A collection of artworks reportedly large enough to be seen from space have been created in many countries around the world. Artists worked with 350.org to create the giant artworks, calling for climate change action before the upcoming United Nation climate talks in Cancun, Mexico. The name of the organisation refers to the safe level of 350 parts per million of greenhouse emissions scientists say we need to return to.
"Climate Elephant" by Daniel Dancer, in New Delhi, India. 3,000 students and teachers at the Ryan International School in New Delhi along with volunteers from the Indian Youth Climate Network joined aerial artist Daniel Dancer to form an enormous elephant with rising seas below to ask world leaders to not ignore the "elephant in the room" - climate change...
...Some of the 3,000 students who made up the human formation of an elephant walking on water. The work highlighted the threat of global warming to animals endangered in the wild, such as the Asian elephant.
"King Canute" by Thom Yorke in Brighton and Hove. As part of the 350 EARTH planetary art show, more than 2,000 people gathered in Brighton to form an image of King Canute, who futilely attempted to control the oceans according to legend. The image was designed by Radiohead's Thom Yorke...
...Volunteers gather to form an image of King Canute attempting to hold back the tide, as part of a "mass human art project", designed by Radiohead lead singer Thom Yorke
"Solar Eagle" created by Spectral Q in Los Angeles, USA. The Solar Eagle is accompanied by the words, 'Well Being' in Inuktitut, an Inuit language...
...The DigitalGlobe WorldView-2 satellite took this image of the Solar Eagle from nearly 480 miles up in space. Some 1,000 people formed the image of an eagle taking flight
In Cape Town, South Africa, The Canary Project and local citizens created an enormous Solar Sun out of 70 high powered parabolic solar cookers with the 'rays' being tables where the local community feasted on traditional food made in the solar cookers. After the event, the solar cookers were donated to the Khayelitsha community of Cape Town where many people do not have access to electricity. Each high powered parabolic cooker lasts for 10 years and requires no fossil fuels, saving money for families while also protecting their health and the environment.
People stand next to a giant art installation representing a polar bear painted with red food dye at the base of the Langjokull glacier in Iceland. The image, created by artist Bjargey Olafsdottir as part of the 350 earth project, is inspired by the Nazca lines of Peru and children's drawings and seeks to highlight diminishing glaciers and the uncertain future polar bears face...
A volunteer sprays red food dye at the base of the Langjokull glacier in Iceland, to create a giant a polar bear as part of the 350 earth project
"Human Hurricane" by Pablo Caballero, created in Mexico City.

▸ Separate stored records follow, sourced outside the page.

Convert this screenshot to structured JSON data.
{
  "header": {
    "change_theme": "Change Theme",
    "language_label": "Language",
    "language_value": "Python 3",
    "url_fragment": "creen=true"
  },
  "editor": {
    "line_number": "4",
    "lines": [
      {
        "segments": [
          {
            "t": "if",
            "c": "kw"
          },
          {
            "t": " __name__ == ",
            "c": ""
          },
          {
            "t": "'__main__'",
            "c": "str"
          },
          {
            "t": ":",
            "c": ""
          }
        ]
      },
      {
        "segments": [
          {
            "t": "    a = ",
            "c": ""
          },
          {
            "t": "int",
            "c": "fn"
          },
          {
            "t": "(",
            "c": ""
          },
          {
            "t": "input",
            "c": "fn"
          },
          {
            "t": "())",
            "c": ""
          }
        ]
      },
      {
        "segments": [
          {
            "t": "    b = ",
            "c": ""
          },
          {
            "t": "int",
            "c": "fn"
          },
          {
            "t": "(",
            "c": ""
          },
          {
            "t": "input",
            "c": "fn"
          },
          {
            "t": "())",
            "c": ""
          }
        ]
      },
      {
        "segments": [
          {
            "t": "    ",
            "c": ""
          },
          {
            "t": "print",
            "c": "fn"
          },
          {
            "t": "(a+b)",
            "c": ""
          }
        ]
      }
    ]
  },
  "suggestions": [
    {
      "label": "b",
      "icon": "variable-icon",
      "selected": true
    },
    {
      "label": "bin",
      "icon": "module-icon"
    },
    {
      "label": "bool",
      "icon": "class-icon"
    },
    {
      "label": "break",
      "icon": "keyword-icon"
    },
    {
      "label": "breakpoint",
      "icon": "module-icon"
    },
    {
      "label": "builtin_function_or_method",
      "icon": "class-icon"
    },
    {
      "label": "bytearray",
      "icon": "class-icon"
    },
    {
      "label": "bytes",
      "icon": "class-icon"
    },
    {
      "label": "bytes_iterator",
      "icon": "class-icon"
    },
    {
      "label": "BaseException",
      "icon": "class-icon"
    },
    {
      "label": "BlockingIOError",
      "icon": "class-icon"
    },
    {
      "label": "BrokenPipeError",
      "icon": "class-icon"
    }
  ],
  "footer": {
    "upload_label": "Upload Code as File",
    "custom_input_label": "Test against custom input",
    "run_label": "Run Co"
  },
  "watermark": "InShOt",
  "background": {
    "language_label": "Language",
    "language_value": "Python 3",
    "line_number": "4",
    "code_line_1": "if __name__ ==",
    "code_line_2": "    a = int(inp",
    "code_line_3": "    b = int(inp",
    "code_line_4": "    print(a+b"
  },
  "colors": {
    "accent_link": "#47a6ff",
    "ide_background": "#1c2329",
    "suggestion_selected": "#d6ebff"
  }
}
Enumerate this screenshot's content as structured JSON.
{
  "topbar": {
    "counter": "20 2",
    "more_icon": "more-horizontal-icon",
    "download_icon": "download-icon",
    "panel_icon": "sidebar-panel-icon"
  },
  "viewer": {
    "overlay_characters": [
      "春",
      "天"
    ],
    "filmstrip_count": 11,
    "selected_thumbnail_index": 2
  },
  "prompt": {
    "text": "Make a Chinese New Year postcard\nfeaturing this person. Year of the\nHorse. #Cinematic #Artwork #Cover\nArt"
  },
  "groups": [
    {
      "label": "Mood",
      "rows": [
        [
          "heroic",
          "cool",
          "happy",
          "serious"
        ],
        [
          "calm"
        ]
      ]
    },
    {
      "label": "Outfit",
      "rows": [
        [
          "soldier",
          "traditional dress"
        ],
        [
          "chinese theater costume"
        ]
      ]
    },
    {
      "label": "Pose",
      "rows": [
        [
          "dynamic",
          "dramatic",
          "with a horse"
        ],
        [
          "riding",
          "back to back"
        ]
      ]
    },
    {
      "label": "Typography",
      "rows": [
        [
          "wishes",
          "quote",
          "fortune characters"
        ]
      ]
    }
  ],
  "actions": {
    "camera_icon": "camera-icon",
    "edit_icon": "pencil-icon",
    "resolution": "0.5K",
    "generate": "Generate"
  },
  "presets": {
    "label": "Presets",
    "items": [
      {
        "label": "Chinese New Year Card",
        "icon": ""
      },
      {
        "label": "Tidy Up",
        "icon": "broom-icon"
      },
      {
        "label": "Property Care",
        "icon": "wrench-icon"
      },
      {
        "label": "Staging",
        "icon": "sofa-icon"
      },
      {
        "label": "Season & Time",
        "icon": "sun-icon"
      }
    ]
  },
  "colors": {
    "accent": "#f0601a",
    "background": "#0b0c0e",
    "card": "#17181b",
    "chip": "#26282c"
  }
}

More than 3,500 schoolchildren and members of the community came together in Mexico City's Venustiano Carranza plaza to form a "human hurricane", to represent Mexico's vulnerability to climate change impacts like the devastating hurricanes that hit the states of Nuevo Leon and Veracruz earlier this year
An art piece depicting a Scarab beetle holding a 'sun' composed of 200 environment activists was created at Wadi El Natroum, some 100 km north of Cairo, Egypt, as part of the 350 campaign to help raise awareness about the climate crisis. In ancient Egyptian culture the Scarab beetle was associated with rebirth and regeneration and was often depicted pushing the ball of the sun across the sky causing the succession of night and day.
"Gal·la" by Jorge Rodriguez-Gerada, in Delta del Ebro, Spain. Citizens from the Delta del Ebro region joined renowned urban-artist Jorge Rodriguez-Gerada to form a giant representation of the face of a young girl who wishes to see the Delta survive the threat of climate change.
The world's largest painting by numbers was created by 350 volunteers at the Ecole de Dessin in Lagos State, Nigeria. It represents the map of Nigeria, the logo of 350.org, and the flag of Nigeria (green, white, green)
DigitalGlobe's WorldView-1 satellite took this image over Santo Domingo in the Dominican Republic from nearly 480 miles up in space. The image shows young people joining with community members to form the image of a house being submerged by the rising seas that threaten all island nations.
"350 Cool Roof" by Molly Dilworth, New York City, USA. Artist Molly Dilworth created a ?Cool Roof? for a school by painting a representation of the New York and New Jersey coastline after a seven-metre rise in sea levels.
A Greenpeace activist checks a hot air ballon before it is flown over the Kukulkan Castle on the Chichen Itza archeological zone, in Yucatan, Mexico
A Greenpeace hot air balloon flies over the Kukulkan Castle on the archeological site Chichen Itza, in Yucatan, Mexico